This study extends the scant evidence base on aspects of antenatal and postnatal interventions that women can accurately recall and report on in household surveys. In contrast to prior validation studies of intrapartum and immediate PNC (within 1 hour of birth), we find women are able to recall with accuracy some aspects of antenatal and routine PNC. While we note some trends in reporting accuracy, such as generally more accurate recall for indicators related to observable (eg, maternal physical examination) rather than counselling (eg, discussion of STIs or HIV) interventions, considerable variability in results by survey question and setting is also evident.
We acknowledge and thank the Voucher study team who collected and allowed the use of the data for the present secondary analysis. The Voucher study was supported by the Bill and Melinda Gates Foundation measuring the benefits, effects and costs of health vouchers on service utilisation in Bangladesh, Cambodia, Kenya, Tanzania and Uganda. We also appreciate the input received from the Core Group of the IMPROVE project.
Handling editor Stephanie M Topp
Contributors Conceived of the study design: AKB, BB. Read and met the ICMJE criteria for authorship: AKB, BB, AB, KJM, CW. Collected the data: BB, AB, CW. Analysed the data: KM. Wrote the first draft of paper: KJM, AKB. Provided critical revision to paper: BB, AB, CW. Agree with the manuscript and conclusions: AKB, BB, AB, KJM, CW.
Funding This study was supported by the Bill and Melinda Gates Foundation through the Improving Measurement and Programme Design grant (OPP1172551) to the Johns Hopkins Bloomberg School of Public Health.
Competing interests None declared.
Patient consent for publication Not required.
Ethics approval Ethical clearance for each country-specific Voucher study was granted by the Population Council’s Institutional Review Board (IRB), as well as the National Ethics Committee for Health Research (NECHR) in Cambodia and the Kenya Medical Research Institute (KEMRI) Ethical Review Board. A waiver to conduct secondary analysis of de-identified data was obtained by the Population Council IRB prior to analysis.
Provenance and peer review Not commissioned; externally peer reviewed.
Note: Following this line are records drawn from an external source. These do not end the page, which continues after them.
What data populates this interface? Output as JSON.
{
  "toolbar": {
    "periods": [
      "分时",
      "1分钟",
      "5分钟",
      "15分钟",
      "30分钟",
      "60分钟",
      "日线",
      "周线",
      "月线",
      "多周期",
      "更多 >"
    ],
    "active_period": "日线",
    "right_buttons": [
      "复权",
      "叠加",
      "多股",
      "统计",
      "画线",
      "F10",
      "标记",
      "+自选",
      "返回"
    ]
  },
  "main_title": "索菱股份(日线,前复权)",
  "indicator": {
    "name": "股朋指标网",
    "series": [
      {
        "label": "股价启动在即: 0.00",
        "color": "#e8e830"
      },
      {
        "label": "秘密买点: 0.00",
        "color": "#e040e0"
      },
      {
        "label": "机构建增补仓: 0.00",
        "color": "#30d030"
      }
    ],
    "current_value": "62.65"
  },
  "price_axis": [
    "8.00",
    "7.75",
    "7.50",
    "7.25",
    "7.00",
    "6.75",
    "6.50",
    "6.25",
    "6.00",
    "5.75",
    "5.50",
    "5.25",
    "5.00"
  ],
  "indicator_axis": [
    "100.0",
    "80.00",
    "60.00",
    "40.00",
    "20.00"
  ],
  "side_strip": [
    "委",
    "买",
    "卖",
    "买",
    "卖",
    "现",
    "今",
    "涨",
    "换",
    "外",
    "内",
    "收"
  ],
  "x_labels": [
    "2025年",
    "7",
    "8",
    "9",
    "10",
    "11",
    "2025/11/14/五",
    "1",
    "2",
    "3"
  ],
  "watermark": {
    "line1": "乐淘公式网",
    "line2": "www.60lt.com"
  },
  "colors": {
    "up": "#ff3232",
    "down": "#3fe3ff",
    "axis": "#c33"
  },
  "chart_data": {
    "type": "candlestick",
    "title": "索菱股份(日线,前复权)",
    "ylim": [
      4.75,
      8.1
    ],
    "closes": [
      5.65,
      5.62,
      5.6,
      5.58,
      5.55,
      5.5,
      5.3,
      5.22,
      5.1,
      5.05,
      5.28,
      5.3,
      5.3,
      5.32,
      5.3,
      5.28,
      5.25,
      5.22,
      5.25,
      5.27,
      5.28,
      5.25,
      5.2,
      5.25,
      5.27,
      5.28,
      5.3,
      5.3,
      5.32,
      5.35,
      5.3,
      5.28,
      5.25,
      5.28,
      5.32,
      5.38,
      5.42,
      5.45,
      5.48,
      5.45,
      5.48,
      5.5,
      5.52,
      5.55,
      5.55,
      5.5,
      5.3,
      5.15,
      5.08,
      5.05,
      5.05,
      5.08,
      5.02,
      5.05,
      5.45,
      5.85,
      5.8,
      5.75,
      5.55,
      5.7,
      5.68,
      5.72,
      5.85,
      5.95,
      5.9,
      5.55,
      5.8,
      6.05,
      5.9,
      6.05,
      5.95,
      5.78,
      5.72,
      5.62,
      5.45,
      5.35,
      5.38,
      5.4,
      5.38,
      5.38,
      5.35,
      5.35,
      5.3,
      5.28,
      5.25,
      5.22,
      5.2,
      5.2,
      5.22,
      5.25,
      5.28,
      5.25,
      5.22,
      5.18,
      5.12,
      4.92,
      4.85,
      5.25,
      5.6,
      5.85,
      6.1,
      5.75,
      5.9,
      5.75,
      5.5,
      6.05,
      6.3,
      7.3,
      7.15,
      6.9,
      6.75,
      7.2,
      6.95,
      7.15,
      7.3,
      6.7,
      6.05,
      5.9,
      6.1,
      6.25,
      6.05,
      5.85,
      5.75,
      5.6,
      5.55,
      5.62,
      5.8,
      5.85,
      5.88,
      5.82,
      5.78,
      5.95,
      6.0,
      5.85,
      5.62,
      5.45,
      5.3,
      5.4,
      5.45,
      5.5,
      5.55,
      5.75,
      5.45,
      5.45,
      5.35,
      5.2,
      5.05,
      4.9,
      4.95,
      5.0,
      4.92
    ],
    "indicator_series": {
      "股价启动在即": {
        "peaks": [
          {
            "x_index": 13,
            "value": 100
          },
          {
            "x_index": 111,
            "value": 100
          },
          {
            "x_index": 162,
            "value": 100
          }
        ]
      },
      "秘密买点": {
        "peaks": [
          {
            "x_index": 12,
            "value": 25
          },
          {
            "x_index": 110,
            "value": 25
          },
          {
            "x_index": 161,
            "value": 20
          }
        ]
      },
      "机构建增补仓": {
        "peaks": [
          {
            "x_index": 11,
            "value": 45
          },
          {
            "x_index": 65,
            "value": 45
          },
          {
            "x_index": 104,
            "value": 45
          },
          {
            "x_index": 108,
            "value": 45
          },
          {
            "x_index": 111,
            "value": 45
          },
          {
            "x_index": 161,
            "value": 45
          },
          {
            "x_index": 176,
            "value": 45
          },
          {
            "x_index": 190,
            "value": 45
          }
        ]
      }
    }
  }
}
Data availability statement Data are available in a public, online repository. Blanc, Ann, 2019, "Validating Indicators of Family Planning, Maternal and Newborn Care – Cambodia, Bangladesh and Kenya", de-identified data, study protocols and questionnaires are available at https://doi.org/10.7910/DVN/VRAUAH, Harvard Dataverse, V1, UNF:6:aAXaP5ho/xJ6dhz2DJFxeg== [fileUNF]. Data requests are subject to approval by the study team.